Arts and Culture | Local

Tucson International Jewish Film Festival’s ‘Feeding Our Souls’ documents local shul’s farm project

A Congregation Bet Shalom member shows off eggs laid by the shul's chickens, in the short film 'Feeding Our Souls." (Courtesy Tucson International Jewish Film Festival)

Congregation Bet Shalom members young and old — but mostly young — are featured in a short film, “Feeding Our Souls,” that will debut as part of the Tucson International Jewish Film Festival. But the chickens are definitely the stars.

Raising chickens has been a central part of the local synagogue’s farm project, documented in the film over the course of two years. Member families raised baby chicks until the chicks were old enough to be transferred to a coop that members designed and then built on Bet Shalom’s property.

“When we were Israelites in the Bible, we were farmers, we were shepherds, and we wanted to duplicate that feeling for our members. ‘Midbar’ is Hebrew for the ‘desert,’ and we are a desert community in Tucson,” says Anne Lowe, Bet Shalom’s president from 2016-2019.
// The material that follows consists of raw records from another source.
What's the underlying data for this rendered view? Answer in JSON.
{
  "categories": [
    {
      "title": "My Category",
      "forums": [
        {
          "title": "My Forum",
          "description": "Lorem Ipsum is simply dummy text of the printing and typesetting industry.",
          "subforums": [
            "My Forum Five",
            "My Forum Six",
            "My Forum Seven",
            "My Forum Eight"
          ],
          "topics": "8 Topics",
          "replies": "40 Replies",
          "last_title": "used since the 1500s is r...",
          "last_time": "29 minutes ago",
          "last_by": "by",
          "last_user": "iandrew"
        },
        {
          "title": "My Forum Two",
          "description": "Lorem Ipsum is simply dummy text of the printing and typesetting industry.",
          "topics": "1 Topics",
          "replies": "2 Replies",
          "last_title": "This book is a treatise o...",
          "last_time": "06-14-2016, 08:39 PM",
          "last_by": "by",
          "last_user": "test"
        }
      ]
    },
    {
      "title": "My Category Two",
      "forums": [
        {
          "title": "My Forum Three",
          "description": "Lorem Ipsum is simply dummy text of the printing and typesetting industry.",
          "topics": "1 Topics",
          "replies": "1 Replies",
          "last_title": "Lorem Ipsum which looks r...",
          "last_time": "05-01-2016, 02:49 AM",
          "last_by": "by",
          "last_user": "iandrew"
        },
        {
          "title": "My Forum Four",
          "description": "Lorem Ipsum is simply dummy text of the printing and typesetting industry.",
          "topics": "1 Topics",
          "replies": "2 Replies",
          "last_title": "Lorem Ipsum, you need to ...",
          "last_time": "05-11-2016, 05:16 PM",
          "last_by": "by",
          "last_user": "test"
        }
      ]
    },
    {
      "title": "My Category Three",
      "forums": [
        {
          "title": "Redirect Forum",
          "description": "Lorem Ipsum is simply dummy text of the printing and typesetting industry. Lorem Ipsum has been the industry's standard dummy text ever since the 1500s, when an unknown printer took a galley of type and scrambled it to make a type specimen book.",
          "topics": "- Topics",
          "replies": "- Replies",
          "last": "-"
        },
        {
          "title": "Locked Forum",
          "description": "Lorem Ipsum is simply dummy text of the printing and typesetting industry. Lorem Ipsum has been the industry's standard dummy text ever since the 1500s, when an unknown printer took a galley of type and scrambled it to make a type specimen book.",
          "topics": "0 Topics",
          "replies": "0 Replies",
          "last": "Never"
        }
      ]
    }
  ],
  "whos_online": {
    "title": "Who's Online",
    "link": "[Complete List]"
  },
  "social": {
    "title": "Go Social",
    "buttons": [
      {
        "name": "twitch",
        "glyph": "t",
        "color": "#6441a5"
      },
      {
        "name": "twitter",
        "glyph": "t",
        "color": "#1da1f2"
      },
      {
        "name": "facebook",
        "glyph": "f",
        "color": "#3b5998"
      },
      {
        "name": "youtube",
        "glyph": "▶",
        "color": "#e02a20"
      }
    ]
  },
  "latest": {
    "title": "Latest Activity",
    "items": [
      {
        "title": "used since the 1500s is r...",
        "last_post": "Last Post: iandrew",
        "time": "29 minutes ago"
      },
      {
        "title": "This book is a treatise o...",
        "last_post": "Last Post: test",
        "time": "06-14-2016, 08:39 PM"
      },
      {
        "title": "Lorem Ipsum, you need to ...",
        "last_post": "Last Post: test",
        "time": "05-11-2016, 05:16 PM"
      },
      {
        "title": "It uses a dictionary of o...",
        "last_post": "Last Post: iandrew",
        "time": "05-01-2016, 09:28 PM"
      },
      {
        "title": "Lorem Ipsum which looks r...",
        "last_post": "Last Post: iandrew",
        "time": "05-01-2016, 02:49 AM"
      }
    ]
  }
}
The project, which also includes a vegetable garden, stemmed from “the idea that we need to do something radical to reach out to people, where it may be intimidating to come inside the synagogue,” Rabbi Avi Alpert explains in “Feeding Our Souls.” The farm project was funded in part by a special allocation from the Jewish Federation of Southern Arizona aimed at enhancing synagogues’ youth and family education programs.

Bet Shalom broke ground on The Midbar Project in 2018, and the chickens moved into the coop in early February 2020. Now, “in the pandemic, everything that we’re doing seems to be virtual, except for this,” Alpert says.

Lowe, who takes her turn feeding the chickens every other Monday, told the AJP they give her “a surge of joy” when they come rushing to greet her. They know Lowe always brings a bag of greens to supplement their regular feed so they charge into their run through their solar door, which is set up to let them out into their yard at dawn and close automatically as night falls.

Members of all ages love to chat about the chickens, says Lowe. “We have had young families join just because of the farm, but the young families that were already part of our congregation have really loved this project. And it’s also older people,” Lowe says, noting that Honey Manson, who is in her 90s, always asks for a chicken update.

Raised among people from the start, the chickens are receptive to being picked up and cuddled. “They are so soft – when you touch them, it’s like velvet,” Lowe says.

Members of the Hesso family, who are Kurdish refugees, feed the chickens on Saturdays. Lowe says Hasan Hesso sometimes collects as many as 11 eggs in a single day. The usual haul is four or five, because the hens don’t all lay on a daily basis. “I guess the chickens really like to lay eggs on Shabbat,” she jokes.

The caretaker families keep the eggs they collect or share them with friends; there aren’t enough to be donated to food pantries.

Bet Shalom’s vegetable garden also was flourishing, until a herd of javelinas, animals that look like wild pigs but actually are peccaries, got inside the fence. They ate all the plants in the garden and the chicken feed in the shed, says Lowe. It was an educational moment. The farm now has a sturdier fence, with extra fencing planned before the vegetable garden is replanted this spring, to ward off rabbits and other creatures, as well as javelinas.

In the future, the congregation hopes to add a honeybee hive to the farm.

“Feeding Our Souls,” which runs eight minutes, was filmed over two years, with several cinematographers and even drones helping director and producer Anne Dalton capture the action.

The film festival is offering “Feeding Our Souls” in tandem with the feature film “The Samuel Project.”  The films will be available to stream Jan. 23-25 and may be pre-ordered. Viewers will have 48 hours to finish watching once they’ve started a film. The two films were paired, Lowe explains, because in “The Samuel Project,” Hal Linden’s character hid in a chicken coop during the Holocaust.

Lowe, a member of the film festival selection committee for five years, sat out the meeting where they screened and voted on “Feeding Our Souls.”

She will moderate a post-film panel discussion on the making of short documentaries, which will feature Alpert, Dalton, and Genie Joseph, president of Independent Film Arizona, who also is an Emmy award-winning producer. The post-film Zoom event will be Tuesday, Jan. 26 at 7 p.m., and is included in the cost of the film ticket.

More about the film festival is available here.